*** Block opens ***
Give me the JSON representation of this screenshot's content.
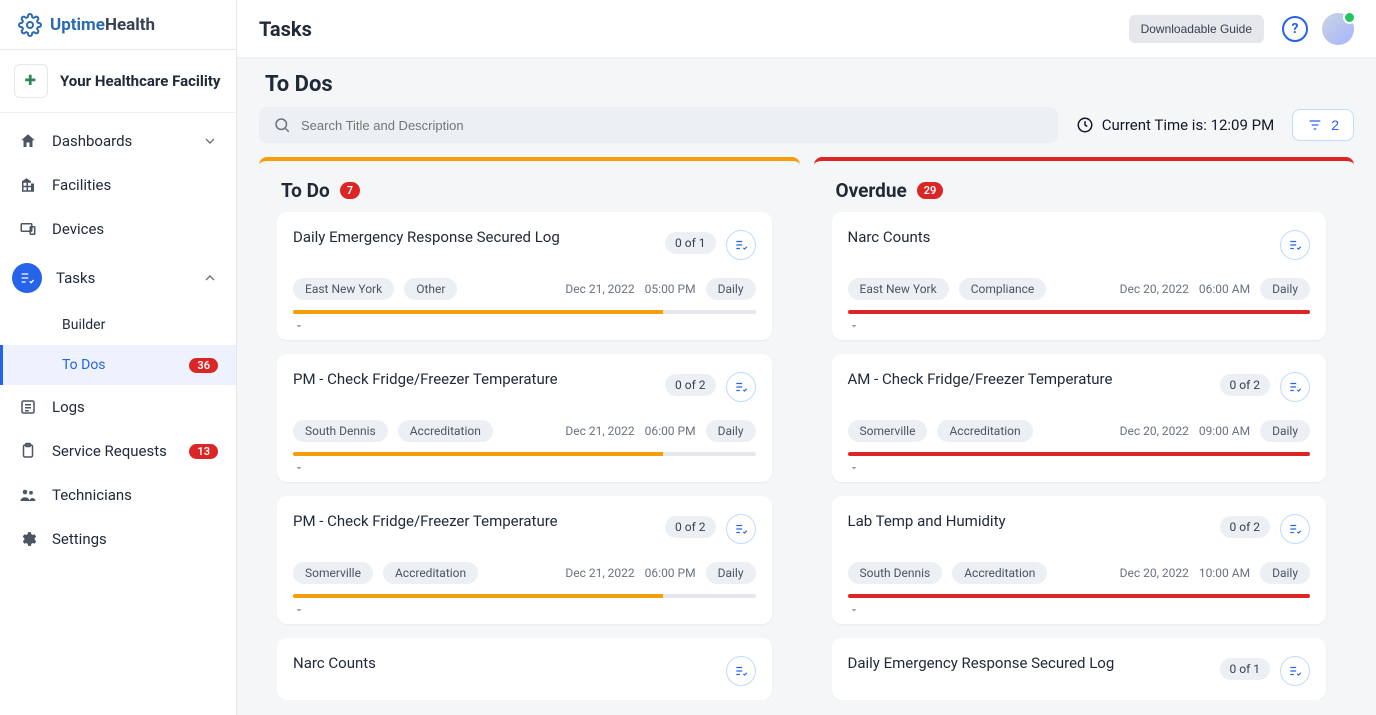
{
  "brand": {
    "part1": "Uptime",
    "part2": "Health"
  },
  "facility": {
    "name": "Your Healthcare Facility",
    "logo_text": "✚"
  },
  "sidebar": {
    "dashboards": "Dashboards",
    "facilities": "Facilities",
    "devices": "Devices",
    "tasks": "Tasks",
    "builder": "Builder",
    "todos": "To Dos",
    "todos_badge": "36",
    "logs": "Logs",
    "service_requests": "Service Requests",
    "service_requests_badge": "13",
    "technicians": "Technicians",
    "settings": "Settings"
  },
  "topbar": {
    "title": "Tasks",
    "guide": "Downloadable Guide"
  },
  "section_title": "To Dos",
  "search_placeholder": "Search Title and Description",
  "current_time_label": "Current Time is: ",
  "current_time_value": "12:09 PM",
  "filter_count": "2",
  "columns": {
    "todo": {
      "title": "To Do",
      "count": "7"
    },
    "overdue": {
      "title": "Overdue",
      "count": "29"
    }
  },
  "todo_cards": [
    {
      "title": "Daily Emergency Response Secured Log",
      "count": "0 of 1",
      "tags": [
        "East New York",
        "Other"
      ],
      "date": "Dec 21, 2022",
      "time": "05:00 PM",
      "freq": "Daily",
      "progress": 80
    },
    {
      "title": "PM - Check Fridge/Freezer Temperature",
      "count": "0 of 2",
      "tags": [
        "South Dennis",
        "Accreditation"
      ],
      "date": "Dec 21, 2022",
      "time": "06:00 PM",
      "freq": "Daily",
      "progress": 80
    },
    {
      "title": "PM - Check Fridge/Freezer Temperature",
      "count": "0 of 2",
      "tags": [
        "Somerville",
        "Accreditation"
      ],
      "date": "Dec 21, 2022",
      "time": "06:00 PM",
      "freq": "Daily",
      "progress": 80
    },
    {
      "title": "Narc Counts",
      "count": "",
      "tags": [],
      "date": "",
      "time": "",
      "freq": "",
      "progress": 0
    }
  ],
  "overdue_cards": [
    {
      "title": "Narc Counts",
      "count": "",
      "tags": [
        "East New York",
        "Compliance"
      ],
      "date": "Dec 20, 2022",
      "time": "06:00 AM",
      "freq": "Daily",
      "progress": 100
    },
    {
      "title": "AM - Check Fridge/Freezer Temperature",
      "count": "0 of 2",
      "tags": [
        "Somerville",
        "Accreditation"
      ],
      "date": "Dec 20, 2022",
      "time": "09:00 AM",
      "freq": "Daily",
      "progress": 100
    },
    {
      "title": "Lab Temp and Humidity",
      "count": "0 of 2",
      "tags": [
        "South Dennis",
        "Accreditation"
      ],
      "date": "Dec 20, 2022",
      "time": "10:00 AM",
      "freq": "Daily",
      "progress": 100
    },
    {
      "title": "Daily Emergency Response Secured Log",
      "count": "0 of 1",
      "tags": [],
      "date": "",
      "time": "",
      "freq": "",
      "progress": 0
    }
  ]
}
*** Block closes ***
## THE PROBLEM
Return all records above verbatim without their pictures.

## RESULT OF THE EXERCISE
Give me the JSON representation of this screenshot's content.
{
  "brand": {
    "part1": "Uptime",
    "part2": "Health"
  },
  "facility": {
    "name": "Your Healthcare Facility",
    "logo_text": "✚"
  },
  "sidebar": {
    "dashboards": "Dashboards",
    "facilities": "Facilities",
    "devices": "Devices",
    "tasks": "Tasks",
    "builder": "Builder",
    "todos": "To Dos",
    "todos_badge": "36",
    "logs": "Logs",
    "service_requests": "Service Requests",
    "service_requests_badge": "13",
    "technicians": "Technicians",
    "settings": "Settings"
  },
  "topbar": {
    "title": "Tasks",
    "guide": "Downloadable Guide"
  },
  "section_title": "To Dos",
  "search_placeholder": "Search Title and Description",
  "current_time_label": "Current Time is: ",
  "current_time_value": "12:09 PM",
  "filter_count": "2",
  "columns": {
    "todo": {
      "title": "To Do",
      "count": "7"
    },
    "overdue": {
      "title": "Overdue",
      "count": "29"
    }
  },
  "todo_cards": [
    {
      "title": "Daily Emergency Response Secured Log",
      "count": "0 of 1",
      "tags": [
        "East New York",
        "Other"
      ],
      "date": "Dec 21, 2022",
      "time": "05:00 PM",
      "freq": "Daily",
      "progress": 80
    },
    {
      "title": "PM - Check Fridge/Freezer Temperature",
      "count": "0 of 2",
      "tags": [
        "South Dennis",
        "Accreditation"
      ],
      "date": "Dec 21, 2022",
      "time": "06:00 PM",
      "freq": "Daily",
      "progress": 80
    },
    {
      "title": "PM - Check Fridge/Freezer Temperature",
      "count": "0 of 2",
      "tags": [
        "Somerville",
        "Accreditation"
      ],
      "date": "Dec 21, 2022",
      "time": "06:00 PM",
      "freq": "Daily",
      "progress": 80
    },
    {
      "title": "Narc Counts",
      "count": "",
      "tags": [],
      "date": "",
      "time": "",
      "freq": "",
      "progress": 0
    }
  ],
  "overdue_cards": [
    {
      "title": "Narc Counts",
      "count": "",
      "tags": [
        "East New York",
        "Compliance"
      ],
      "date": "Dec 20, 2022",
      "time": "06:00 AM",
      "freq": "Daily",
      "progress": 100
    },
    {
      "title": "AM - Check Fridge/Freezer Temperature",
      "count": "0 of 2",
      "tags": [
        "Somerville",
        "Accreditation"
      ],
      "date": "Dec 20, 2022",
      "time": "09:00 AM",
      "freq": "Daily",
      "progress": 100
    },
    {
      "title": "Lab Temp and Humidity",
      "count": "0 of 2",
      "tags": [
        "South Dennis",
        "Accreditation"
      ],
      "date": "Dec 20, 2022",
      "time": "10:00 AM",
      "freq": "Daily",
      "progress": 100
    },
    {
      "title": "Daily Emergency Response Secured Log",
      "count": "0 of 1",
      "tags": [],
      "date": "",
      "time": "",
      "freq": "",
      "progress": 0
    }
  ]
}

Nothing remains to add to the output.